The Bruins host the Tampa Bay Lightning on Thursday night having dropped five of their past six games, unwilling to cement a division title the Habs have tried to hand them on a silver platter. Bruins coach Claude Julien was incensed after the team's road loss to the Philadelphia Flyers on Tuesday night, saying among other things in a terse dressing down of his team: "We're running out of time to get this stuff going."

The Bruins should be able to beat a tired Tampa team Thursday night (the Lightning played at home Wednesday night) before visiting the Washington Capitals on Saturday, then closing out their season Sunday night at home against the Senators. Odds are the B's should win the beleaguered division, with the emphasis on should as a word that doesn't imply certainty.

The Canadiens? Mercy, they've fallen apart worse than any other club in the division -- and not just because, like Boston, they've lost five of their past six games. Rather, it's the manner in which they've lost: clobbered in most of those games and looking nothing like the juggernaut that surprised everyone this season. The team's defensive coverage has been porous and star netminder Carey Price has looked downright shaky.

Having said all that, I think the Canadiens finally showed some promise in the final 30 minutes against the New Jersey Devils on Tuesday, and perhaps that's what they build on heading into Thursday night's road game against the Winnipeg Jets. Maybe.

Otherwise, if Montreal loses again Thursday and the Maple Leafs beat the Florida Panthers, the Habs could lose home-ice advantage in the first round if Toronto beats them in regulation in Saturday night's season finale (the Leafs own the tiebreaker on the Canadiens).

Of course, the fact that the Leafs could end up with the fourth seed (and possibly the division title) would also have to suggest they have a clue right now. They've been outshot a whopping 183-114 over their past five games. They've won two of those five, but even in those wins, they were outshot 32-13 by New Jersey and 50-22 by the Senators.

On Wednesday night, with a golden chance to cut the gap to two points on both idle Boston and Montreal, the Leafs fell 5-2 in Tampa against a Lightning team that sits 14th in the Eastern Conference.

Combined with losses to the New York Islanders and Capitals last week, Toronto is mired in a mediocre stretch that mirrors that of the Habs and Bruins.
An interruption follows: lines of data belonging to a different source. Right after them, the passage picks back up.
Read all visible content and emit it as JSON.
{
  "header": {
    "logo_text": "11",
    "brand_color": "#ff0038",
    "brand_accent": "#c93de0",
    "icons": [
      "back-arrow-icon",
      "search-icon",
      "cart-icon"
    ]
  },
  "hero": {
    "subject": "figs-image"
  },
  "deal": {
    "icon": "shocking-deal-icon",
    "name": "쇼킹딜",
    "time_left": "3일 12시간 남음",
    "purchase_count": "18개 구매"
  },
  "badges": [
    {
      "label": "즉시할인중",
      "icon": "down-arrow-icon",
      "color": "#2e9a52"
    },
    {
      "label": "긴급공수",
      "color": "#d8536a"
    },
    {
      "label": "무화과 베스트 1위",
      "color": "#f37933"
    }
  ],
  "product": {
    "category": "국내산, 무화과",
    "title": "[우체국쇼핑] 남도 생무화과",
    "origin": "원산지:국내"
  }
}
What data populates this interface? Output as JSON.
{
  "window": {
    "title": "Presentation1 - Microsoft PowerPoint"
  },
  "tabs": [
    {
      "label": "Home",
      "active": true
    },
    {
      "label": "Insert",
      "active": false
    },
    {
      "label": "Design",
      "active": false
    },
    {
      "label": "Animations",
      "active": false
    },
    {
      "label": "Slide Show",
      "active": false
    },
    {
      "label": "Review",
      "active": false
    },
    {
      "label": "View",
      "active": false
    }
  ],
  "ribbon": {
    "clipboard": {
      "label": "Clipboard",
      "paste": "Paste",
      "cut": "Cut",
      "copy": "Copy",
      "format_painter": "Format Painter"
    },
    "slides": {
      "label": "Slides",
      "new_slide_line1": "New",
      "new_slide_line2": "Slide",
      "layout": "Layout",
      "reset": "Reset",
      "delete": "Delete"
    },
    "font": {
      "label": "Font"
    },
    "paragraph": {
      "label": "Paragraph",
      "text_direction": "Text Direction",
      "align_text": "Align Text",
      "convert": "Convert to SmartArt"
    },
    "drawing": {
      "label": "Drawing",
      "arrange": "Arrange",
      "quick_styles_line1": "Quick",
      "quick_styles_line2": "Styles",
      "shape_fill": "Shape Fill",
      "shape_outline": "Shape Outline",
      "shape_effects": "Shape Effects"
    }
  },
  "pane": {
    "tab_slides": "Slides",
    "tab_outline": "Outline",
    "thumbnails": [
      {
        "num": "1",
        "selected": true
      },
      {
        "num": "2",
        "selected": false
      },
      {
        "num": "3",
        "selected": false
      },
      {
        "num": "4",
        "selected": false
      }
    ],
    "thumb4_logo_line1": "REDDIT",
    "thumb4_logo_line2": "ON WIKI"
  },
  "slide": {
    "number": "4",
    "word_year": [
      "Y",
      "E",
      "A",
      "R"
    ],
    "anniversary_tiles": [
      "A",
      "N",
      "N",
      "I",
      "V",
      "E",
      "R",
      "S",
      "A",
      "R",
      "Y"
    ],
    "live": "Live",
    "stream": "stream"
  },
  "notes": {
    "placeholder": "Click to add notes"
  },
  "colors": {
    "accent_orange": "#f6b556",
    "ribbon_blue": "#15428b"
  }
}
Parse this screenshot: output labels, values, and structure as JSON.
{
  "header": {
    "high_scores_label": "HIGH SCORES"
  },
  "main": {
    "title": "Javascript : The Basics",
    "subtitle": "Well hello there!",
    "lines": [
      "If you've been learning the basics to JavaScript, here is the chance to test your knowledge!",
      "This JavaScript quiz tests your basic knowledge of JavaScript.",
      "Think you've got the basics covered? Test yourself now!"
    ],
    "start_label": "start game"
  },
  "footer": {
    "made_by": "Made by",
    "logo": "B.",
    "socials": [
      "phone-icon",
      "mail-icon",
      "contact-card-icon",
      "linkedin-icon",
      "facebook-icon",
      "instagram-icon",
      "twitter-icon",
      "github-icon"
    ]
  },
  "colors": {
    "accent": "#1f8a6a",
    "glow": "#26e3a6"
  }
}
"There's things we have to shore up for sure," Leafs blueliner Cody Franson told on Wednesday night after the game in Tampa. "The last thing we're going to do is just hit the panic button over it. We know the mistakes we're making, and it's just a matter of paying attention and shoring them up."

A win in South Florida on Thursday night against the last-place Panthers would make a lot of people in Leaf Nation breathe a little easier. But just a bit.

And finally, what of the Senators?

A five-game losing streak earlier this month had people thinking perhaps the injury-riddled club had finally hit a wall. But four straight wins again made believers out of Sens fans. Then came a demoralizing home loss to the hated Leafs on Saturday, followed by another home loss to a Pittsburgh Penguins team missing Sidney Crosby and Evgeni Malkin, a game Senators players said was one of their most uninspired efforts in a while.

All of which has left the Sens just one point ahead of ninth-place Winnipeg, although with Ottawa having two more games to play than the Jets -- who wrap up their regular season Thursday night -- you have to think the Sens will get in without a problem.

Perhaps the game-changer Ottawa has been waiting for will arrive in the form of Erik Karlsson. The reigning Norris Trophy winner is on the verge of returning from what was supposed to have been a season-ending Achilles injury, taking a regular shift at practice Wednesday alongside normal partner Marc Methot, which had people in Canada's capital buzzing. Word is Karlsson and the Senators will decide after the morning skate Thursday in Washington whether it's a go that night or if he'll wait for Saturday's game against the Flyers.

The Sens will take any boost they can get, that's for sure.

Frankly, so would any playoff-bound team in the Northeast. It's ugly right now in this grouping. Somebody show the way!